You should make your prescribing clinician aware of any health conditions you have or are prone to before starting treatment with thiazides.
It’s particularly important that you tell them about any of the following conditions: allergies to Bendroflumethiazide tablets, thiazides in general or to any ingredients of this medicine, severely impaired kidney function, severely impaired liver function, high levels of calcium in the blood, low levels of sodium in the blood, low levels of potassium in the blood, gout and Addison’s disease.
Your doctor may need to consider an alternative treatment if you have any of the following: moderately impaired kidney, moderately imparied liver function, alcoholic cirrhosis of the liver, diabetes, systemic lupus erythematosus (SLE) or porphyria.
Is it safe to take thiazides if you are pregnant?
If you are planning on becoming pregnant, think you might be pregnant, are pregnant or are currently breastfeeding, you should not use these treatments. Your doctor may be able to find another suitable medication in these circumstances.
What types of thiazides are available?
Thiazides are usually available in one of two forms: tablets or liquids, which are taken orally.
In the UK, the most common products available include: Bendroflumethiazide and cyclopenthiazide (Navidrex), chlortalidone (Hygroton), indapamide (Natrilix) and xipamide (Diurexan).
Can thiazides affect your ability to drive?
Some thiazides may produce side effects that will affect your ability to operate heavy machinery, including dizziness and blurred vision. While the risks are small, you should be aware of them before starting treatment and avoid driving if you experience them.
Can I consume alcohol during treatment?
As drinking alcohol alongside these medications can cause low blood pressure, it is recommended that you do not consume significant amounts of alcohol during treatment. If you are unsure, discuss with your prescribing doctor.
Can thiazides cause allergic reactions?
All substances may cause allergic reactions. You should inform your doctor of any allergies you have prior to use, and you can refer to the patient information leaflet that comes with your treatment, which lists the ingredients in the medication.
Tablets may contain lactose, which some people may have an intolerance of.
Can I buy thiazides over the counter?
No. Thiazides are only available on prescription.
Can I buy thiazides online?
You can discuss thiazides and any related conditions with one of our GMC-registered clinicians via our online video consultation service.
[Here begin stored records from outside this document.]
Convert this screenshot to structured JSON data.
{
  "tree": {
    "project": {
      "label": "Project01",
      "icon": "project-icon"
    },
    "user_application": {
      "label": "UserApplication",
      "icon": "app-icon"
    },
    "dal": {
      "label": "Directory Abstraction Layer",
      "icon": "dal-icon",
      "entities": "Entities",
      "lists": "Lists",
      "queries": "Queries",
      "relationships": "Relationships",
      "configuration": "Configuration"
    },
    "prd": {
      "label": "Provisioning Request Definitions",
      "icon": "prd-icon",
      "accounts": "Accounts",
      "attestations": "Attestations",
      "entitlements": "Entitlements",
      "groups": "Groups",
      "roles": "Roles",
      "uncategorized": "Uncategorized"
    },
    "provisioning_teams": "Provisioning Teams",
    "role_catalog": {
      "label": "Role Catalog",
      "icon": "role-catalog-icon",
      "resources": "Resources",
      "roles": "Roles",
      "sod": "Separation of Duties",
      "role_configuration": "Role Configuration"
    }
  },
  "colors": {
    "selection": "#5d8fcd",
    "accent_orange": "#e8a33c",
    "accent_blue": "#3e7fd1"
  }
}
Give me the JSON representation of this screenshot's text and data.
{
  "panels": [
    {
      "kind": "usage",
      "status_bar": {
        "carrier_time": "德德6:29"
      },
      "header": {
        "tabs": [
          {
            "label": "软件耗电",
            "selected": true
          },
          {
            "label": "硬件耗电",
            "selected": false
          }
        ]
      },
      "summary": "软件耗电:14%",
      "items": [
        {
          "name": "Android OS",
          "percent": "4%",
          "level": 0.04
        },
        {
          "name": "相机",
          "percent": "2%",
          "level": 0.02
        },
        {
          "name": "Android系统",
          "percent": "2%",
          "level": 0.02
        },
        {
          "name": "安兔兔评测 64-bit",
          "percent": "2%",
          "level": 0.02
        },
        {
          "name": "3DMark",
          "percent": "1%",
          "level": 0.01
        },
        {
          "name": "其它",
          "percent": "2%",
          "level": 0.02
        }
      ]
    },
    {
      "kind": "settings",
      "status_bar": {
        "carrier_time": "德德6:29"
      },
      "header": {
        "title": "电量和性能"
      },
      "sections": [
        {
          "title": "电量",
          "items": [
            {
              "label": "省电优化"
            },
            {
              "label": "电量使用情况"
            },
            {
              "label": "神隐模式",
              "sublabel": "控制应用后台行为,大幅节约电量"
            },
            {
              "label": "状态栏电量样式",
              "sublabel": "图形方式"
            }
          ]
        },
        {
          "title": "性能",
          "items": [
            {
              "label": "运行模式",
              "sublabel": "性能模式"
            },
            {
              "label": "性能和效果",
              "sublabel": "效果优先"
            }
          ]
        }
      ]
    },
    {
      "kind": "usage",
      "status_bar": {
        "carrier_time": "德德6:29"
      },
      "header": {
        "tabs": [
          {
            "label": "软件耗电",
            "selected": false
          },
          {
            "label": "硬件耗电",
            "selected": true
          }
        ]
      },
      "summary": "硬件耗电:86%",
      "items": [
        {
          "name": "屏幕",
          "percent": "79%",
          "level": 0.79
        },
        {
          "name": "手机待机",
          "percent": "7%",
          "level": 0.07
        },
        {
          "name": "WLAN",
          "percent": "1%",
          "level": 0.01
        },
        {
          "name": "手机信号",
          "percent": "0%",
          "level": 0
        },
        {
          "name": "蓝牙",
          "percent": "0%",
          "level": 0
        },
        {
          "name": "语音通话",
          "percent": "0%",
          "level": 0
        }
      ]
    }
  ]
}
They are available for appointments between 9.30am-4.30pm, Monday to Friday. They can also provide referrals to specialists for treatment and fit notes, where suitable.